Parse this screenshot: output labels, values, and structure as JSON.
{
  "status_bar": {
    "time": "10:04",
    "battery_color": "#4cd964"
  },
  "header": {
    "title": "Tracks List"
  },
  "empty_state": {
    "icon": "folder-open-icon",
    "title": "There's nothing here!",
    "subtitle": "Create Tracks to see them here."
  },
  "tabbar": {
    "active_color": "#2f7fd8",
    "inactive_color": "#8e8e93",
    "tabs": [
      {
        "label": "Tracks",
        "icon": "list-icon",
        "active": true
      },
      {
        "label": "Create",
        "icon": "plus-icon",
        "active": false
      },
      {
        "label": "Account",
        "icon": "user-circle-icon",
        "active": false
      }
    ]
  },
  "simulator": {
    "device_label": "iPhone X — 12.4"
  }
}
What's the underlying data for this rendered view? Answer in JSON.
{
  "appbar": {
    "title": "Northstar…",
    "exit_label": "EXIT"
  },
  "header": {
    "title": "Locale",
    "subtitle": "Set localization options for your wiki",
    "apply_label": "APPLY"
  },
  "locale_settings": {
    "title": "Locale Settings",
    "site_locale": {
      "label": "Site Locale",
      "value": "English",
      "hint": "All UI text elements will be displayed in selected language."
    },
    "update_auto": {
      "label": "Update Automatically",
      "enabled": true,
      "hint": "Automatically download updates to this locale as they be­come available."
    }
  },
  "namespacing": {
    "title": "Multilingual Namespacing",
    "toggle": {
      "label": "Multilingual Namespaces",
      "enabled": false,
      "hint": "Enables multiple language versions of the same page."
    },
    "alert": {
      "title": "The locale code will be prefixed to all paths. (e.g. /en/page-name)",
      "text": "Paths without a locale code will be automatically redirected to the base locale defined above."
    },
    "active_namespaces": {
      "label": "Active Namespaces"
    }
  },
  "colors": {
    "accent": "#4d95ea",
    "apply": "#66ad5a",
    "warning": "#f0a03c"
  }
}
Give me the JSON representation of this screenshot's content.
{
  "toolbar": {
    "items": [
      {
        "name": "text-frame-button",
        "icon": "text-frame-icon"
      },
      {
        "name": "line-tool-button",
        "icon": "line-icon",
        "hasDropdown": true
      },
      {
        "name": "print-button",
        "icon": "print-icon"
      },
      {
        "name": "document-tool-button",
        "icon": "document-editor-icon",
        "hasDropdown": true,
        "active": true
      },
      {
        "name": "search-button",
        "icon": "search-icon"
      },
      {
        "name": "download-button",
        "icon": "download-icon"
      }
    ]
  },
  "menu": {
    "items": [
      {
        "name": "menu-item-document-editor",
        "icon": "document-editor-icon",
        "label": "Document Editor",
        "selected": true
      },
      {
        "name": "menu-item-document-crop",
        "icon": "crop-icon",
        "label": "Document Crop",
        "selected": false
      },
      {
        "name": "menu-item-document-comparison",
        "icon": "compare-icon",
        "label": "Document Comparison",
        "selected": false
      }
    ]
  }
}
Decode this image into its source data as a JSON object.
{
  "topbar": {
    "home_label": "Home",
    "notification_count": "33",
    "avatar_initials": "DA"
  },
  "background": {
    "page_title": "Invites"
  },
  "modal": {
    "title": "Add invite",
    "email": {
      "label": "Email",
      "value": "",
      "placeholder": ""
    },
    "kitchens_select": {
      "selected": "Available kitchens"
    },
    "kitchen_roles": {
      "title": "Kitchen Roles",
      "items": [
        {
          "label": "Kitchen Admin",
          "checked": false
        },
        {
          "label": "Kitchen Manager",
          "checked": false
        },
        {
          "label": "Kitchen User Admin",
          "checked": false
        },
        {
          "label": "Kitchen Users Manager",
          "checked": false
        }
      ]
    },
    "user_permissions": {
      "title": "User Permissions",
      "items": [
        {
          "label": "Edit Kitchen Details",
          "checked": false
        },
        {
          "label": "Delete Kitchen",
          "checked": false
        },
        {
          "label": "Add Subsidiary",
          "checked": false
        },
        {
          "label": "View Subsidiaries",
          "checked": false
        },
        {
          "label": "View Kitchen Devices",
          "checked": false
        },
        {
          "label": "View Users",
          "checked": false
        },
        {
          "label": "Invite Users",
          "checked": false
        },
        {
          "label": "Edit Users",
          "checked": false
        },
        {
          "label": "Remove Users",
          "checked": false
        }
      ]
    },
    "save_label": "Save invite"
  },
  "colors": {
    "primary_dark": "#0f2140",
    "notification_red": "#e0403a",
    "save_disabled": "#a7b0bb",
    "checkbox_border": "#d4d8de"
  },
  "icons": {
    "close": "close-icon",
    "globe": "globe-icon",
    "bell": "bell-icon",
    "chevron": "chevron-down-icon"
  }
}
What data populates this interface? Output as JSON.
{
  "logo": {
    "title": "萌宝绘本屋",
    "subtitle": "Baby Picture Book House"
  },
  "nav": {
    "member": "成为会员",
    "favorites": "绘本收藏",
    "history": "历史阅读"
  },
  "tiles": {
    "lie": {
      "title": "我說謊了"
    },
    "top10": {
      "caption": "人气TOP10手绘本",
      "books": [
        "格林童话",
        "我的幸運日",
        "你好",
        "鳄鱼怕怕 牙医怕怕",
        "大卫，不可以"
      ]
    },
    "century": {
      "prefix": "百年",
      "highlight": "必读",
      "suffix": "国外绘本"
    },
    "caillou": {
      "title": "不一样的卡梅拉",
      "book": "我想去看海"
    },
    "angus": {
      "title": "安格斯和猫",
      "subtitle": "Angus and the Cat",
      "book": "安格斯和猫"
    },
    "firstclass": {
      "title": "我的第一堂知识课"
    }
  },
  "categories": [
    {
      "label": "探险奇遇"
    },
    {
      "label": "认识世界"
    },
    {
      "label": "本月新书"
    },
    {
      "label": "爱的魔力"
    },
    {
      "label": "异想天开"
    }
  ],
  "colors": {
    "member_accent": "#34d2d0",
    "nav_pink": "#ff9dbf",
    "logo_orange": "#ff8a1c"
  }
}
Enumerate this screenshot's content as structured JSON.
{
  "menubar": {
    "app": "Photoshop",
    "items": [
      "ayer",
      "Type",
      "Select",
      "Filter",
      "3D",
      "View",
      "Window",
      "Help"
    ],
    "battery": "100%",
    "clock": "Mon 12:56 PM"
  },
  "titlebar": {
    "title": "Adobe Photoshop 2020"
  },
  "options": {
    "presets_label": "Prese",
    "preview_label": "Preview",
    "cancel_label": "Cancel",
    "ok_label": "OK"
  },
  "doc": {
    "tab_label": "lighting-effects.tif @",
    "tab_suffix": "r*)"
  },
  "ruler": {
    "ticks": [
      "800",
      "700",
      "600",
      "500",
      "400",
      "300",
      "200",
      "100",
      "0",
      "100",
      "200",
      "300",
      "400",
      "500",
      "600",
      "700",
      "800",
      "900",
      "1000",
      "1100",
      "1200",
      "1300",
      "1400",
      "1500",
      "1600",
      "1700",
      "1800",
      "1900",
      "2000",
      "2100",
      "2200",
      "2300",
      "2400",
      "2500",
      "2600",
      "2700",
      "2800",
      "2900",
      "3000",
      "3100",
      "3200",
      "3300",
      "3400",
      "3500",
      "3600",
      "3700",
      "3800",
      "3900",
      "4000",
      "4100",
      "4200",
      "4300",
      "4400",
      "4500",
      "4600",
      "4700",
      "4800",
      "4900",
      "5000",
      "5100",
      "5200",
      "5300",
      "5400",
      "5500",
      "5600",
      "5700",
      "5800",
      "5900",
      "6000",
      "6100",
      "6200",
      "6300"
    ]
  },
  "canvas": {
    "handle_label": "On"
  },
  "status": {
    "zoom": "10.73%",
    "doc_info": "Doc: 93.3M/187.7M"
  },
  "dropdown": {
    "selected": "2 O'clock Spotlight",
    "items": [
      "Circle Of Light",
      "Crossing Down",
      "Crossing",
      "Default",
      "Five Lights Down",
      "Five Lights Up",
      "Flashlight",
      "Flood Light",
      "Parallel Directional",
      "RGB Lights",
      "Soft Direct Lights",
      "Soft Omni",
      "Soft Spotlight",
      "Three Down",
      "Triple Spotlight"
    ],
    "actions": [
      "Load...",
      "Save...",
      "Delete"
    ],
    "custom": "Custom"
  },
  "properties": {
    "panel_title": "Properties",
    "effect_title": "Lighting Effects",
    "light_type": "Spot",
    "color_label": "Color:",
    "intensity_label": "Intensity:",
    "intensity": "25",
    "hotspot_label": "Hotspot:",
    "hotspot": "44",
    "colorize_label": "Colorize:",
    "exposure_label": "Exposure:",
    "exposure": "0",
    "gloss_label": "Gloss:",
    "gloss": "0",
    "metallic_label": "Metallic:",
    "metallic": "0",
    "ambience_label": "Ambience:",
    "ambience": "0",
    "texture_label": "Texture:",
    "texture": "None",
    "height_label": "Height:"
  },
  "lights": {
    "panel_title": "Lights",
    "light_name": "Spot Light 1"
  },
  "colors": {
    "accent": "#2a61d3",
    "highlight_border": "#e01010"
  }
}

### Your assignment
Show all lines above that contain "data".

### Output of the task
What's the underlying data for this rendered view? Answer in JSON.
Decode this image into its source data as a JSON object.
What data populates this interface? Output as JSON.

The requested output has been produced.